The conventional Volvo EC140E weighs-in at 13.2t and, equipped with a 4.6m boom and a 2.5m arm, provides a maximum digging depth of 5600mm and a maximum digging reach of 8360mm. The larger short radius ECR145E model has a tail swing radius of 1.49m, weighs-in at 14.4t and, with the same front end, provides a maximum dig depth of 5530mm with the same digging reach. Both are powered by a Volvo Stage 4 engine rated at 90kW, and are designed for buckets between 0.82 and 1.01cu.m.

The advanced hydraulic system is combined with a fully electronic control system, to improve controllability and response time. The system also features an Eco mode, together with auto idle and engine shutdown functions, all to further improve fuel consumption and reduce emissions. The cab features a large glass area, a wide entrance, an improved climate control system and a giant 20cm LCD monitor.



Chinese construction equipment giant Sany is making its presence felt in the UK, with the 14.9-tonne SY135C conventional excavator just within the limits of this review. This is powered by a 73kW Isuzu engine and comes with a 4.6m boom and 2.5m dipper stick as standard, together with a 0.80cu.m bucket. This cost-effective excavator offers the operator to change working modes, via the monitor.

Although technically falling outside of the scope of this review, if a zero-tail swing excavator is required in this weight category, the 16t SY155U model may be worth a look. This is also supplied with a 4.6m boom and 2.5m arm, but its standard bucket is 0.60cu.m.

A feature of the SY155U is its ultra-modern electro-hydraulic control system. With a dual-pumps and a dual-circuit constant power control system, the driveline is said to deliver impressive power to the working equipment.
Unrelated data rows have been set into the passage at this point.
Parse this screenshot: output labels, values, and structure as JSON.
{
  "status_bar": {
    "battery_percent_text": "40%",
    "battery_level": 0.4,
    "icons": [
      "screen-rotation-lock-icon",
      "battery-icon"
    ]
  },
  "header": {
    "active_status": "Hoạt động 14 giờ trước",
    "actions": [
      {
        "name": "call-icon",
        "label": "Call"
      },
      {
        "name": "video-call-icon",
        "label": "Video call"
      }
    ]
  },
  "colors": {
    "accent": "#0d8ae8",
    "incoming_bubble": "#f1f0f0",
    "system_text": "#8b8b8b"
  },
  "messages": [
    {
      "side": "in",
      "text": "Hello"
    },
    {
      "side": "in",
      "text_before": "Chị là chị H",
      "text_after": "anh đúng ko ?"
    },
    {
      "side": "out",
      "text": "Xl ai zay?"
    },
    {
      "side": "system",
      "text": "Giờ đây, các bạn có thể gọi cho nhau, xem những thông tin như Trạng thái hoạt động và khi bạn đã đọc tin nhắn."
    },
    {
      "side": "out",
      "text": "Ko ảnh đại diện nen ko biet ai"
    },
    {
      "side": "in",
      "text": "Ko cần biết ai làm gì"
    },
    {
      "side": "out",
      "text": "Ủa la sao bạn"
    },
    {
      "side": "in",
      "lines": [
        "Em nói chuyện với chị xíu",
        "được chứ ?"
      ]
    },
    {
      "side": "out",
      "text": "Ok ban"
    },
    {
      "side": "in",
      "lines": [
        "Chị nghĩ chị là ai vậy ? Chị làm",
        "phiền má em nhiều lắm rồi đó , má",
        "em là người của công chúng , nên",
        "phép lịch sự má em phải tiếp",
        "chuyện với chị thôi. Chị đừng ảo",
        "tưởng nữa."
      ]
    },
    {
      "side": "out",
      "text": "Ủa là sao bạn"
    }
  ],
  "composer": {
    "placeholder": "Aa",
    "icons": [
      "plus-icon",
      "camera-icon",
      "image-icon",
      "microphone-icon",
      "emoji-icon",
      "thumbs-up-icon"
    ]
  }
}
Article featured in the April 2021 issue of Earthmovers Magazine. Subscribe to the industry-leading construction machinery publication here.